▸ **How to complete this task**: The required output is a copy of each line in the material below that includes "Update".

▸ **Material provided**:

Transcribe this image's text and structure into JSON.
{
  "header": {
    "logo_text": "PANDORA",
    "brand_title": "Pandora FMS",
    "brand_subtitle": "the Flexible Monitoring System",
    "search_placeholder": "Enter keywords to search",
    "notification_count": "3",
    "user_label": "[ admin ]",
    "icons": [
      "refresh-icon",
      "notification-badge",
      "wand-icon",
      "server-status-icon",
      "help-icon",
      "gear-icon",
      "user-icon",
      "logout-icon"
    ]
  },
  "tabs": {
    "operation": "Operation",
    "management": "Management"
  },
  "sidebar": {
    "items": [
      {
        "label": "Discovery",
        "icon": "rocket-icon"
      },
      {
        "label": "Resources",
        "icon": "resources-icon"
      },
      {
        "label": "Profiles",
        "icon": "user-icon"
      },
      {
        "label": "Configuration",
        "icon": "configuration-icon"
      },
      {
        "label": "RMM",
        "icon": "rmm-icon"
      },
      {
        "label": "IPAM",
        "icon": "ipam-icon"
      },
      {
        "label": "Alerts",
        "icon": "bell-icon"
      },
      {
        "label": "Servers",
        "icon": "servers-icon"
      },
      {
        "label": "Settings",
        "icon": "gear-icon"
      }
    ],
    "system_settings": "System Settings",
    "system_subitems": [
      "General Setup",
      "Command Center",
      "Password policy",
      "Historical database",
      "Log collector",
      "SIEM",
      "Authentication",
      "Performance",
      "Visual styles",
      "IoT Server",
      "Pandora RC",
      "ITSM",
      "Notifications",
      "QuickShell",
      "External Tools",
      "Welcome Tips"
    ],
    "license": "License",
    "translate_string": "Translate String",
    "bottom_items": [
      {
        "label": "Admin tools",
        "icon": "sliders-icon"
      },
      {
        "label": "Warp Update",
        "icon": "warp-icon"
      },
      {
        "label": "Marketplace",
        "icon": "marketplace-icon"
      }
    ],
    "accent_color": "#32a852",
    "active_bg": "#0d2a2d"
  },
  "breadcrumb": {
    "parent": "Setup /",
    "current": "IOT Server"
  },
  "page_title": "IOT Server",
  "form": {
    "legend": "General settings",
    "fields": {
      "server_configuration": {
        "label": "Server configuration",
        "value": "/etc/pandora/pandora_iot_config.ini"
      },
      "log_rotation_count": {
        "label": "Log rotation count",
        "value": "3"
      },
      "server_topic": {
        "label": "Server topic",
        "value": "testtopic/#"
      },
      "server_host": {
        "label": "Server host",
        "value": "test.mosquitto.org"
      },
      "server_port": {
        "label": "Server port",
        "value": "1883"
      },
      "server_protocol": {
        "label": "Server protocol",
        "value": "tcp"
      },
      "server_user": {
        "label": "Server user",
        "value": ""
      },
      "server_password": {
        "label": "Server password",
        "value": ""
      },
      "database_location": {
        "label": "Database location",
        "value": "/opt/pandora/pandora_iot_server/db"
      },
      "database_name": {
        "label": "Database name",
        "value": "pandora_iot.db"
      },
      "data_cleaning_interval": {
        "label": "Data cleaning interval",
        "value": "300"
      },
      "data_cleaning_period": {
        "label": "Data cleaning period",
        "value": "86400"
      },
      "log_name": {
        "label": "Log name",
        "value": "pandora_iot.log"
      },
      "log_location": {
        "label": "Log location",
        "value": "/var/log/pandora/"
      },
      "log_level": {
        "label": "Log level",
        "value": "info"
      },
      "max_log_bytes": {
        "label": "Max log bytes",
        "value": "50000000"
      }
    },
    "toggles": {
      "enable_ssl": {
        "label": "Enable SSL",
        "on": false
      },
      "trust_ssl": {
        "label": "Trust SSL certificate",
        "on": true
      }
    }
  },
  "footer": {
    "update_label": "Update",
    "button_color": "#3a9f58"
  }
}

▸ **Answer section**:
        "label": "Warp Update",
    "update_label": "Update",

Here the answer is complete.